At the Friday press conference, one of Al-Wardi’s clients who was forced to register in December told his story. He introduced himself only as Abed, explaining that his wife was deeply traumatized by his ordeal and pleaded with him not to use his last name. A 39-year-old car salesman from Anaheim, Abed came to the U.S. from Syria 20 years ago on a student visa. He and his wife have two young daughters and he has for years been undergoing the lengthy process of applying for a green card.
When Abed arrived at the INS office for the December registration he hoped he would simply show proof that his application was pending and be released. Instead, he said, he was fingerprinted, photographed, strip-searched and interrogated. His ATM and credit card numbers were copied and he was held for three days and left to sleep on the floor in a room with about 100 other men. “It was terrible, just like a real criminal,” he said. “Like you killed somebody.”
He was moved twice, he said, first to Pasadena then to Lancaster. He said he was never told how long he would be held. When he was finally released, he was told to return with $1,500 in bond money, but when he brought the payment, the fee had been waived. The government’s unexpected largess brought Abed little comfort. He worries that the worst is yet to come. “I feel afraid, but I also feel that I must speak out,” he said. “As you can see from my experience, this war has done a lot of damage here already.”
Abed’s story angers Al-Wardi. “This is a law-abiding, tax-paying, hard-working person who did everything the government told him to do,” she said. “It is incredible to me that we are treating people this way.” The last time the U.S. waged war on Iraq, Al-Wardi was 16, and that event shaped her life.

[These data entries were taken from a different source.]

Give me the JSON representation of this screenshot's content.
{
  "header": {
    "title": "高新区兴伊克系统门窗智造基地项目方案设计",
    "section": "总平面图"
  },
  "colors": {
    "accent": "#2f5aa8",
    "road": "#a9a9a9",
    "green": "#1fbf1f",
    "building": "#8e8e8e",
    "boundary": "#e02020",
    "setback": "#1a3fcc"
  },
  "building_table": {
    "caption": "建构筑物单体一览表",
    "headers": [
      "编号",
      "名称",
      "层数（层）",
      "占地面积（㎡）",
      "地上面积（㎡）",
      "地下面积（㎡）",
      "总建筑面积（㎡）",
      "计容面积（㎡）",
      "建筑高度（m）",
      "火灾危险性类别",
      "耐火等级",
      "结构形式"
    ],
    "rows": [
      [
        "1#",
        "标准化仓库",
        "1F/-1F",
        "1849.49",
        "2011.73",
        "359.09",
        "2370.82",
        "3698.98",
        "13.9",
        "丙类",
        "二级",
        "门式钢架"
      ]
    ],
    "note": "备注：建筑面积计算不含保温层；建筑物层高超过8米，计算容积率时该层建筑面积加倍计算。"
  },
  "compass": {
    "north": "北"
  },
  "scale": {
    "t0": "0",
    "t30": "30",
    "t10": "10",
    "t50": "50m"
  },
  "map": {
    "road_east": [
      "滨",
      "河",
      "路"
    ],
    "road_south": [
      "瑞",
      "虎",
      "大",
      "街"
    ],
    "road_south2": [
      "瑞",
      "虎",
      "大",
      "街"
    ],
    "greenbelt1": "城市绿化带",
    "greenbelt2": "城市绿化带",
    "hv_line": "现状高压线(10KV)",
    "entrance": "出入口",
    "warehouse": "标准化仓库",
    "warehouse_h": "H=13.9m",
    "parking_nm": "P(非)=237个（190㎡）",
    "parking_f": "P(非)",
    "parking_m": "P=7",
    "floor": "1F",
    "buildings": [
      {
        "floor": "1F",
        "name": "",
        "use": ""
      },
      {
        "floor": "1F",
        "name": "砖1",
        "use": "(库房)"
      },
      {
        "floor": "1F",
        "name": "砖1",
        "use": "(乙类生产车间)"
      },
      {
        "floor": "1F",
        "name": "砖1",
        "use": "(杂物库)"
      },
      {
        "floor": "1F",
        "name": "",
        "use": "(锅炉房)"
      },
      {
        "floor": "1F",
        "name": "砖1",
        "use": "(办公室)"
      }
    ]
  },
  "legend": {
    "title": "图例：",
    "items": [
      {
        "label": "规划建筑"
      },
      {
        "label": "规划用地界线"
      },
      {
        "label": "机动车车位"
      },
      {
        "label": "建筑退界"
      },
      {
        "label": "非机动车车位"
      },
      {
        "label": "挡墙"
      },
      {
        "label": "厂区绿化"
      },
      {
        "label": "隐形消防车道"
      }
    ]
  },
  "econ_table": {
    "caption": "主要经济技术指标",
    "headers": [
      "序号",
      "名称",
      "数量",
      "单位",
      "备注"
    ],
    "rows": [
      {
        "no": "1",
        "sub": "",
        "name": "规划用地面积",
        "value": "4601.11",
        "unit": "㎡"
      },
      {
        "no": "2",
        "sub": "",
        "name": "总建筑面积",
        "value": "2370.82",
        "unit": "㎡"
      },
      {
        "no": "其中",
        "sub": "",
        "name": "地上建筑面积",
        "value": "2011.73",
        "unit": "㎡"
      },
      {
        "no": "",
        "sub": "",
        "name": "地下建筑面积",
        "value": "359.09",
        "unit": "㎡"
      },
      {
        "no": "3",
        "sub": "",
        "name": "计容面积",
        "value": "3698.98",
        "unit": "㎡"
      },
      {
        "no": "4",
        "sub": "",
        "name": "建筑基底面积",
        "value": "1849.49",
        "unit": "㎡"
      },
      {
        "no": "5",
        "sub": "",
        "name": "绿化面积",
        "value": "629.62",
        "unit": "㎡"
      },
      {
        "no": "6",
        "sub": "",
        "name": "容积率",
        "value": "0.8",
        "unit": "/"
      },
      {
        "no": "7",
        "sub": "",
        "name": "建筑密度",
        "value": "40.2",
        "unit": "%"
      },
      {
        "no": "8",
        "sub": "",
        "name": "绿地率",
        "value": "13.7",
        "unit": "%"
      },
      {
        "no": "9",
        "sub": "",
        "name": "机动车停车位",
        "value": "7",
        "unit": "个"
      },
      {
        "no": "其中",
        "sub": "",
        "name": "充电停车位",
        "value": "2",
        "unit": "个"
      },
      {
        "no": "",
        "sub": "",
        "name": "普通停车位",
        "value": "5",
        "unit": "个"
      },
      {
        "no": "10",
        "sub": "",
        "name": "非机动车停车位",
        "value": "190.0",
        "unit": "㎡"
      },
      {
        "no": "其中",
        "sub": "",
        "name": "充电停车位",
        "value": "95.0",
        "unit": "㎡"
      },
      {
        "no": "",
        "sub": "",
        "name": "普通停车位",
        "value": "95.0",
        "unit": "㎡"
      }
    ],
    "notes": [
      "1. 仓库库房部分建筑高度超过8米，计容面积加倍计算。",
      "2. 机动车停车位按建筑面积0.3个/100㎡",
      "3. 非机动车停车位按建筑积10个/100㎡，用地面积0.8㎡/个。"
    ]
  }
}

She joined her parents and her younger brother at protests and decided to devote herself to immigration and war crimes law. These past few months, she said, have been a trial by fire in her short legal career. In addition to her clients, she is worried about her relatives in Iraq — nearly 100 of them live in Baghdad. “With all that’s been happening, I feel like I’ve gotten so old,” she said. “I used to think U.S. policies applied to everyone. I might not always agree with them, but at least everyone was subject to them in equal measure. Now I see that it’s not true. I’ve lost a lot of faith in the system.”